The excavation here uncovered a complex sequence of fine alternating layers of ash, charcoal and silty sediments, creating a rather deep section of trench. Excavation of this feature will continue in 2008, when we will extend the trench to uncover these features in full. The pit-like feature would have been located in an ideal part of the site to hold water, lying in a deep hollow to the NE of the cave sink, and combined with the hearth setting may have played a role in the formation of the burnt mound/spreads. We know that water accumulates in this hollow during episodes of flooding at the site, and it is this flooding that may have played an active role in the formation of the silts, charcoal and ash layers identified in the deeper part of the trench.

A closer view of the complex sequence of archaeological deposits within the pit-like feature uncovered in the W corner of Trench 14 (scale = 0.5m)

The archaeological deposits uncovered in Trench 14 vary considerably with those identified in Trench 15, which is located just a few metres to the NW. Therefore, excavations in 2008 will investigate these relationships more fully, so we can make informed interpretations regarding deposition and function within this part of the High Pasture’s site.

The image above shows Trench 14 from the E at the end of excavations in 2007. The natural karstic clay is prominent in this image, complete with numerous rat holes and runs. In the left foreground is the hearth setting, with the deep pit feature dropping away adjacent to it, while in the top right corner of the trench is a fragment of a stone-built revetment wall (scales = 2m and 0.5m)
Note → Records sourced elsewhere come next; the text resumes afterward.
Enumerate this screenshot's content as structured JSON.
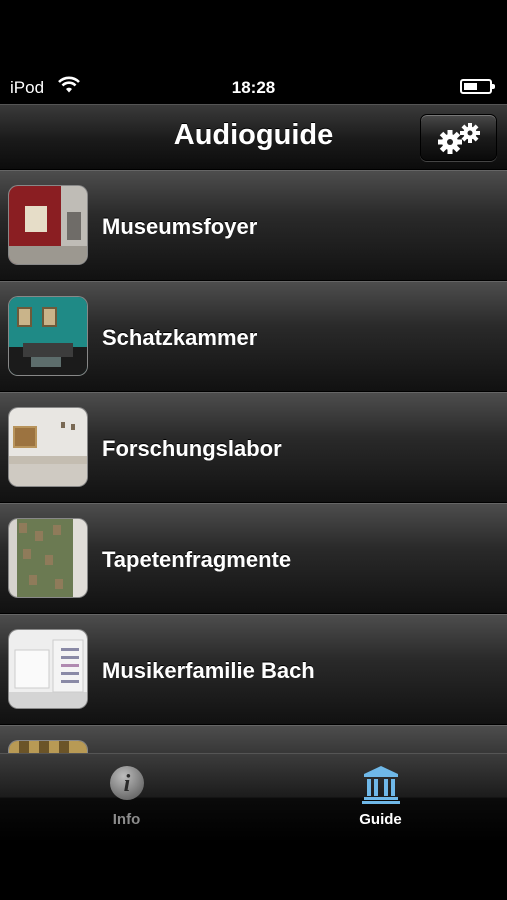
{
  "status_bar": {
    "carrier": "iPod",
    "time": "18:28",
    "battery_level": 0.55,
    "wifi_icon": "wifi-icon",
    "battery_icon": "battery-icon"
  },
  "nav": {
    "title": "Audioguide",
    "settings_icon": "gears-icon"
  },
  "rooms": [
    {
      "label": "Museumsfoyer"
    },
    {
      "label": "Schatzkammer"
    },
    {
      "label": "Forschungslabor"
    },
    {
      "label": "Tapetenfragmente"
    },
    {
      "label": "Musikerfamilie Bach"
    }
  ],
  "tabs": [
    {
      "label": "Info",
      "icon": "info-icon",
      "selected": false
    },
    {
      "label": "Guide",
      "icon": "museum-icon",
      "selected": true
    }
  ],
  "colors": {
    "tab_active": "#6fb8e8",
    "tab_inactive": "#8c8c8c"
  }
}
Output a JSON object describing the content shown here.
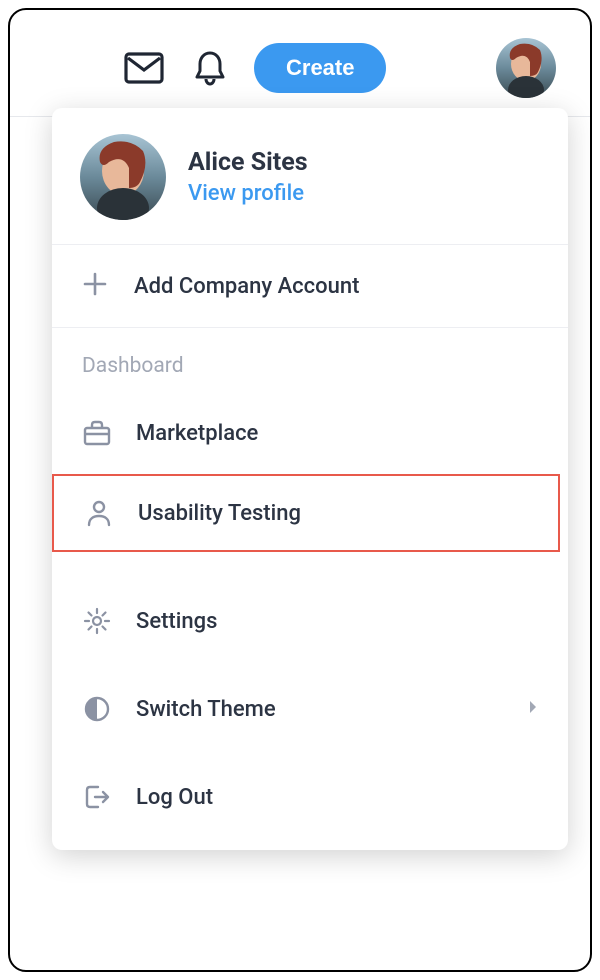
{
  "topbar": {
    "create_label": "Create"
  },
  "dropdown": {
    "profile": {
      "name": "Alice Sites",
      "view_profile": "View profile"
    },
    "add_company": "Add Company Account",
    "section_label": "Dashboard",
    "items": [
      {
        "label": "Marketplace",
        "icon": "briefcase"
      },
      {
        "label": "Usability Testing",
        "icon": "person",
        "highlighted": true
      }
    ],
    "settings": "Settings",
    "switch_theme": "Switch Theme",
    "log_out": "Log Out"
  }
}
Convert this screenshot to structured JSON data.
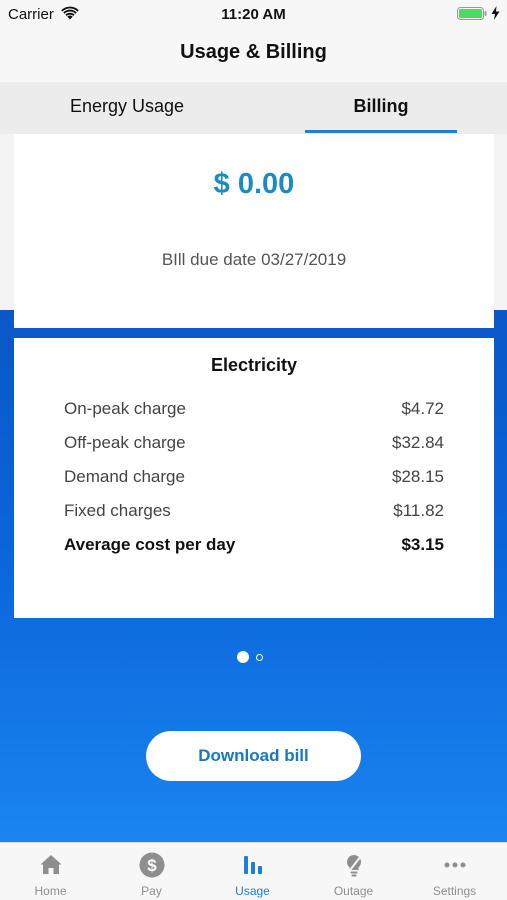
{
  "status_bar": {
    "carrier": "Carrier",
    "time": "11:20 AM",
    "wifi_icon": "wifi-icon",
    "battery_icon": "battery-icon",
    "charging_icon": "charging-bolt-icon",
    "battery_color": "#4cd964"
  },
  "nav": {
    "title": "Usage & Billing"
  },
  "tabs": [
    {
      "label": "Energy Usage",
      "selected": false
    },
    {
      "label": "Billing",
      "selected": true
    }
  ],
  "billing": {
    "amount": "$ 0.00",
    "due_date": "BIll due date 03/27/2019"
  },
  "electricity": {
    "title": "Electricity",
    "rows": [
      {
        "label": "On-peak charge",
        "value": "$4.72",
        "bold": false
      },
      {
        "label": "Off-peak charge",
        "value": "$32.84",
        "bold": false
      },
      {
        "label": "Demand charge",
        "value": "$28.15",
        "bold": false
      },
      {
        "label": "Fixed charges",
        "value": "$11.82",
        "bold": false
      },
      {
        "label": "Average cost per day",
        "value": "$3.15",
        "bold": true
      }
    ]
  },
  "pager": {
    "page_count": 2,
    "current_page": 1
  },
  "download_button": {
    "label": "Download bill"
  },
  "tab_bar": {
    "items": [
      {
        "label": "Home",
        "icon": "home-icon",
        "active": false
      },
      {
        "label": "Pay",
        "icon": "dollar-icon",
        "active": false
      },
      {
        "label": "Usage",
        "icon": "bar-chart-icon",
        "active": true
      },
      {
        "label": "Outage",
        "icon": "lightbulb-icon",
        "active": false
      },
      {
        "label": "Settings",
        "icon": "ellipsis-icon",
        "active": false
      }
    ]
  },
  "colors": {
    "accent": "#1e7fd8",
    "amount": "#1a8bc4",
    "blue_bg_top": "#0a57c8",
    "blue_bg_bottom": "#1a85f0",
    "inactive_tab": "#8e8e8e"
  }
}
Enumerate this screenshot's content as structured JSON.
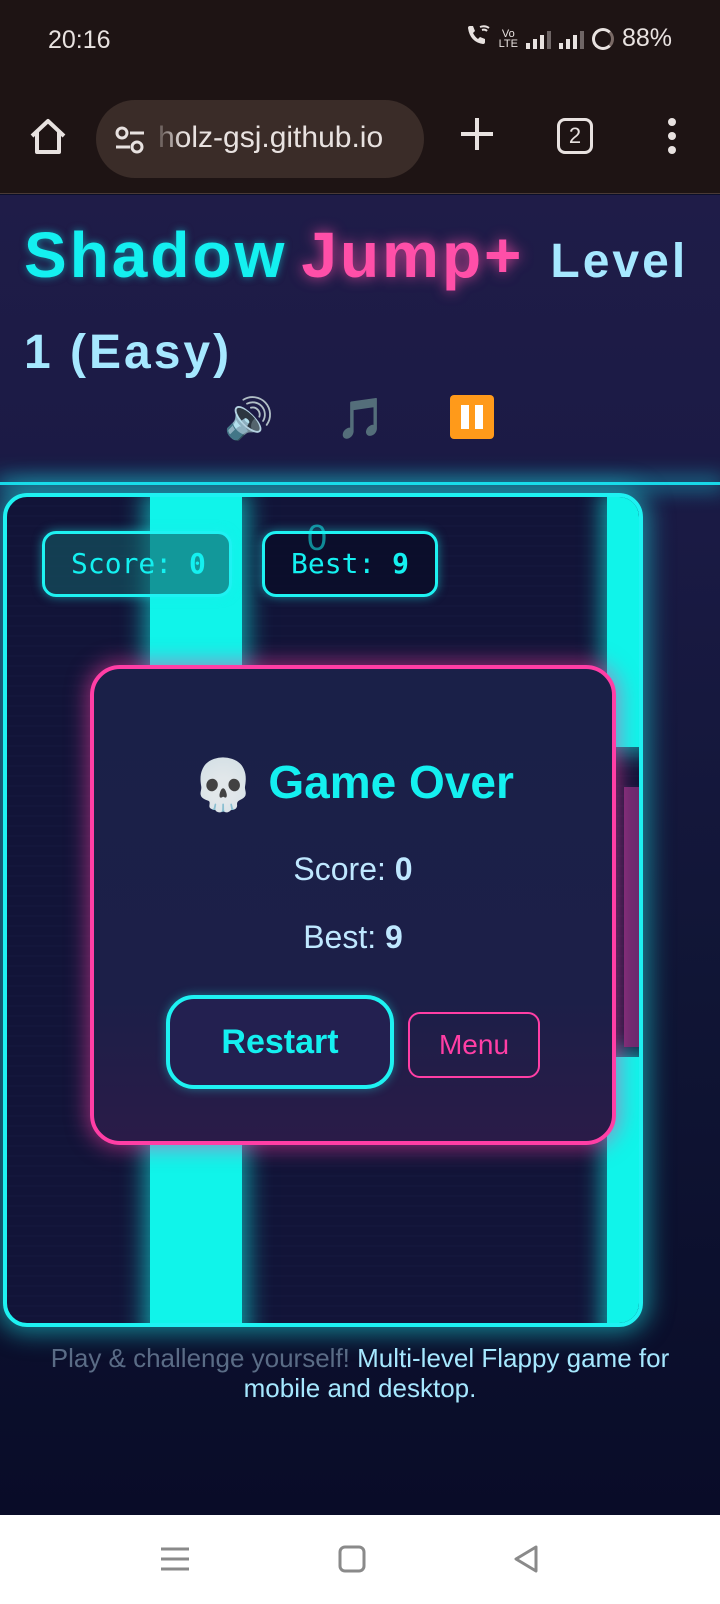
{
  "status": {
    "time": "20:16",
    "battery": "88%"
  },
  "browser": {
    "url": "holz-gsj.github.io",
    "tab_count": "2"
  },
  "title": {
    "part1": "Shadow",
    "part2": "Jump+",
    "level": "Level 1 (Easy)"
  },
  "controls": {
    "sound": "🔊",
    "music": "🎵"
  },
  "hud": {
    "score_label": "Score: ",
    "score": "0",
    "best_label": "Best: ",
    "best": "9",
    "center_score": "0"
  },
  "modal": {
    "skull": "💀",
    "title": "Game Over",
    "score_label": "Score: ",
    "score": "0",
    "best_label": "Best: ",
    "best": "9",
    "restart": "Restart",
    "menu": "Menu"
  },
  "footer": {
    "dim": "Play & challenge yourself!",
    "bright": " Multi-level Flappy game for mobile and desktop."
  },
  "colors": {
    "cyan": "#14f0f0",
    "pink": "#ff4fa8",
    "pause": "#ff9a1a",
    "bg": "#1a1a44"
  }
}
Elsewhere on site, we have excavated several 1m square test-pits to investigate geophysical anomalies, which have produced varying results, while in the cave Trench 17 has been excavated down to the natural bedrock floor. Small finds in Trench 17 have been few this year (when compared to work in Bone Passage between 2004 and 2006), while we have also seen a marked reduction in well-preserved faunal remains. It appears that the area beyond the natural narrowing in Bone Passage has not been utilised for the deposition of material as seen in the chamber area at the base of the stairwell.

The excavations in Trench 17 identified the tail-end of the ‘rich’ archaeological deposits, comprising well-preserved animal bone, large pieces of red deer antler and pottery, lensing out towards the narrow section of the passage. Within the narrow section of passage we did uncover the last section of paved floor, as previously identified in Trenches 1 and 6, and between two of the paving slabs we did find a fine socketed iron axe. However, once we porgressed beyond (to the N) of the narrows, the deposits changed dramatically. Here, we uncovered some compacted layers of fire-cracked stone (possible continuation of floor) with associated fragments of animal bone, charcoal and shellfish. Below this, we uncovered a more chaotic mix of granite and limestone boulders, black water-worn cobbles of granite, and gritty water-washed sediments. During the 2008 fieldwork season we will remove the last of the archaeological deposits from Bone Passage (adjacent to the ramp leading down into the active stream passage) and will finish our recording of all features. The latter will hopefully include a laser-scanning survey of the stairwell, Bone Passage and some of the natural cave beyond, in order to produce an accurate 3-D representation of this important part of the site - something that would be impossible to achieve using more conventional survey techniques.

Next entry: Radio Carbon Dates and phasing at the High Pasture Cave Site

Previous entry: Open Days at High Pasture Cave - September 4th - 8th


Add Your Comment Here

Commenting is not available in this section entry.